As part of the project, 34 new crossings will be installed across the borough, and £800,000 has been set aside for footpath resurfacing in Wales, Thurcroft, Woodsetts and Maltby.
During a cabinet meeting, this week Councillor Chris Read, council leader, said: “In my first election campaign, it was the thing I got my ear bent more than anything else, was the condition of the roads in my ward at that ime, and actually we heard the voices of people across the borough talking about their concerns.
More than £10m has been earmarked to repair Rotherham’s roads and footpaths over the coming financial year, reports the Worksop Guardian.
“Not only because of people’s worries about the suspension of their tyres, but because it says something about investing in communities – if what people see outside their door every day is a road that’s worn out, and no-one’s done it in decades – that does imply that no-one’s really bothered.
“There’s plenty more to do, I’m sure our inboxes will be filled with people who’ve not yet seen the benefit of that money, and there’s more work to be undertaken and more money to come through the system.”
Coun Dominic Beck, cabinet member for transport and environment added: “This is the third year of our four year programme – £24 million to 2024 road improvement programme, which builds on the successes of prior years, of the council investing a significant amount of our own money from our own capital programme, to improve the condition of the road network.
“The road network is by far the biggest asset that the council owns and maintains.
“The number of pothole repairs that have been carried out have more than halved in the last six years, the claims that we have from motorists are significantly down – eight years ago we had nearly 300, last year we had 78.
“In terms of successful claims made against the council last year we paid out just £80 … compared to £140,000 eight years ago.”

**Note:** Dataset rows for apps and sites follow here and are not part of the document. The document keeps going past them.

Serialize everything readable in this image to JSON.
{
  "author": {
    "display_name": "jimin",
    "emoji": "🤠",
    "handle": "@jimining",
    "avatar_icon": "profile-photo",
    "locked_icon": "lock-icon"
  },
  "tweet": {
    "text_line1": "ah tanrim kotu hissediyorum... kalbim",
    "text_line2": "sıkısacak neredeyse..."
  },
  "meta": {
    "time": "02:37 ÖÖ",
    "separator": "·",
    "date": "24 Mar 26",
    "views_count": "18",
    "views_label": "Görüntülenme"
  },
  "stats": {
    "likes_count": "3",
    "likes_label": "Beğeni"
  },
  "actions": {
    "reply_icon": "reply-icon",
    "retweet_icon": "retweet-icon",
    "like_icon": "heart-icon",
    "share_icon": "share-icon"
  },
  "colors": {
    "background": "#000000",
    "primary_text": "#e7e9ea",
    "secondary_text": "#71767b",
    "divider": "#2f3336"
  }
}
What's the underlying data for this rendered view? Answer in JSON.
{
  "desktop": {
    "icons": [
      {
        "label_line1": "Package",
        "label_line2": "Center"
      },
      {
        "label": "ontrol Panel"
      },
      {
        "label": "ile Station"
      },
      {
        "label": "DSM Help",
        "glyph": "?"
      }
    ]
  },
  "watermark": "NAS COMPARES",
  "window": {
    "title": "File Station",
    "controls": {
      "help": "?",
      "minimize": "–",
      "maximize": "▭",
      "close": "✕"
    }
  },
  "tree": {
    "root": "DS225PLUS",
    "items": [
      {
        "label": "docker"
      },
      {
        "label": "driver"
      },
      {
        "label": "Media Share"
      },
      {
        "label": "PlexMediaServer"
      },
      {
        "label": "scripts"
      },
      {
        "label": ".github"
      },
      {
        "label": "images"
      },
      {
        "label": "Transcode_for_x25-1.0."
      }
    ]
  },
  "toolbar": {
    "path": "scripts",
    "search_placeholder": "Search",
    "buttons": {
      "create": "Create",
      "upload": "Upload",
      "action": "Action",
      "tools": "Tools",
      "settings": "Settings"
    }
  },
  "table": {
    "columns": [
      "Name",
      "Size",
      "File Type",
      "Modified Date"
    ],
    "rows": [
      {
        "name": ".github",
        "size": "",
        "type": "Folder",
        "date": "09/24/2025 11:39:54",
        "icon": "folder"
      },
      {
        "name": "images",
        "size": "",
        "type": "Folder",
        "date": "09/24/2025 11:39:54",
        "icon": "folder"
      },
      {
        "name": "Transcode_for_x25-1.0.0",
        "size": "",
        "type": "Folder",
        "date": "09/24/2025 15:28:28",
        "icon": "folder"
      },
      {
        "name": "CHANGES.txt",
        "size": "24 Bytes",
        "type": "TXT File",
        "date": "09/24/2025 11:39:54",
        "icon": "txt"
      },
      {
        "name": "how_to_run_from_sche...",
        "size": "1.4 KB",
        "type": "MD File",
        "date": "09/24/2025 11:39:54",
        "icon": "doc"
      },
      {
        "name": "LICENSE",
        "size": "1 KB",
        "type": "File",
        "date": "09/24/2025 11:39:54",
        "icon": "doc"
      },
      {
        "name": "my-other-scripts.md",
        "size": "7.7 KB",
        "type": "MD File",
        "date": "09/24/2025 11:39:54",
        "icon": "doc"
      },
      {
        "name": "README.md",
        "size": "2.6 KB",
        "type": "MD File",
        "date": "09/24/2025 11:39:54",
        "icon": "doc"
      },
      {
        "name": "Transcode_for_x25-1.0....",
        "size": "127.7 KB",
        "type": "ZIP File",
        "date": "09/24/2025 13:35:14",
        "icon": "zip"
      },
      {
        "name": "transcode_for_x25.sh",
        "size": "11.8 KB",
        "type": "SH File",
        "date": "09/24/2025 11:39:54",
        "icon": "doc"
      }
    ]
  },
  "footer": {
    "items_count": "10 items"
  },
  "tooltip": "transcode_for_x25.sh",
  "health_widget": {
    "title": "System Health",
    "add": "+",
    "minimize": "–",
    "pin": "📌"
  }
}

A report to cabinet states: “Roads with a high number of potholes are considered in the works prioritisation process, for inclusion in the Indicative Highway Works Programme for resurfacing and, as a consequence, the number of potholes requiring repair has reduced significantly.
“Between 2011 and 2015 the council received a monthly average of 30 claims for alleged damage to vehicles and personal injury claims.
“The improvement to the highway network has now seen a substantial reduction to 15 claims per month in 2021.
“In 2015/2016 the council paid £636,534 in claims relating to highway defects, however this has reduced over time and, in 2020/2021 the council paid out only £11,565.”